*ASSIGNMENT*
Could you copy each line of the listing that holds "text"?

** Opening MATERIALS PROVIDED block **

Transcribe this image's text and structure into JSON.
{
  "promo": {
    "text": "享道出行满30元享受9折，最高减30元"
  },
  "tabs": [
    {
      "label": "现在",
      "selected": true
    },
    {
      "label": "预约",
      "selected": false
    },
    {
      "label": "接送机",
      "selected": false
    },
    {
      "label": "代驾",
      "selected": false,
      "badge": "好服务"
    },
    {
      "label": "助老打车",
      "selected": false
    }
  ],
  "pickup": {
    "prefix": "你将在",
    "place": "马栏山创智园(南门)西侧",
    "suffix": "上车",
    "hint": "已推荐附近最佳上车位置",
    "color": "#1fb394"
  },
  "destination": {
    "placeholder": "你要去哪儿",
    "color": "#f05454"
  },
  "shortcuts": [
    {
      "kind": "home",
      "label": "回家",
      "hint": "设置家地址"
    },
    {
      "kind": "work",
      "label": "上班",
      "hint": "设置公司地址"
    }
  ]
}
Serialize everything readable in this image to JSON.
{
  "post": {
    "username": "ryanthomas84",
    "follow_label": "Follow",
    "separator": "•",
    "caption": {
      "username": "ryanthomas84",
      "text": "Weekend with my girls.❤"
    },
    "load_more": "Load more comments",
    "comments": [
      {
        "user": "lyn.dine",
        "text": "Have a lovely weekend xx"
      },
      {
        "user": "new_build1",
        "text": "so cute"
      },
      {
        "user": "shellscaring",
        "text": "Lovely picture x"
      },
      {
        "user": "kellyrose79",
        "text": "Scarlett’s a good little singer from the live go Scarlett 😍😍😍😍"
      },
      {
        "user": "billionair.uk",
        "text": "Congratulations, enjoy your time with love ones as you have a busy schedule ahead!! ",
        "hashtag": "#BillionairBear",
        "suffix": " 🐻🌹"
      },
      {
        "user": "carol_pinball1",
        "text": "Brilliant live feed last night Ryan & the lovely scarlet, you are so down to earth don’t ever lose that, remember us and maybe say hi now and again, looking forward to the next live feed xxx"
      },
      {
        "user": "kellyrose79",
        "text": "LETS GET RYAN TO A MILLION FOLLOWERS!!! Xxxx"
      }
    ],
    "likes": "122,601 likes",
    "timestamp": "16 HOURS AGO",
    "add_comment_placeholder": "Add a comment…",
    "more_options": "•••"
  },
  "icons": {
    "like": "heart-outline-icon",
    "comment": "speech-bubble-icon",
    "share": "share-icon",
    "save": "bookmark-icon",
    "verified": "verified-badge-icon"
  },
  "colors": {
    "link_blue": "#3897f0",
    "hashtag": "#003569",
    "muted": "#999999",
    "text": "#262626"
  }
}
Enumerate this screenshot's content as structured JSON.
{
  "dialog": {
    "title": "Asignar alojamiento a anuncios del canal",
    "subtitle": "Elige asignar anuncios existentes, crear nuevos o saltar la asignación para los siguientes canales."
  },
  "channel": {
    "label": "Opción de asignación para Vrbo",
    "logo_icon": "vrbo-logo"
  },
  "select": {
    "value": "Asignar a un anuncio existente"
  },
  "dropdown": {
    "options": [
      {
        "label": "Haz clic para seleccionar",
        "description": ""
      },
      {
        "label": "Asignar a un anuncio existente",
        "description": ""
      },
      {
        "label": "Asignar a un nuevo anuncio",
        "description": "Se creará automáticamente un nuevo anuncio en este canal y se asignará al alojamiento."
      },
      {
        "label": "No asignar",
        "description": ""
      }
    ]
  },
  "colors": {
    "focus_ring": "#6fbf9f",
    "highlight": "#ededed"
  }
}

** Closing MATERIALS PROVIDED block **

*WRITTEN SOLUTION*
Transcribe this image's text and structure into JSON.
    "text": "享道出行满30元享受9折，最高减30元"
      "text": "Weekend with my girls.❤"
        "text": "Have a lovely weekend xx"
        "text": "so cute"
        "text": "Lovely picture x"
        "text": "Scarlett’s a good little singer from the live go Scarlett 😍😍😍😍"
        "text": "Congratulations, enjoy your time with love ones as you have a busy schedule ahead!! ",
        "text": "Brilliant live feed last night Ryan & the lovely scarlet, you are so down to earth don’t ever lose that, remember us and maybe say hi now and again, looking forward to the next live feed xxx"
        "text": "LETS GET RYAN TO A MILLION FOLLOWERS!!! Xxxx"
    "text": "#262626"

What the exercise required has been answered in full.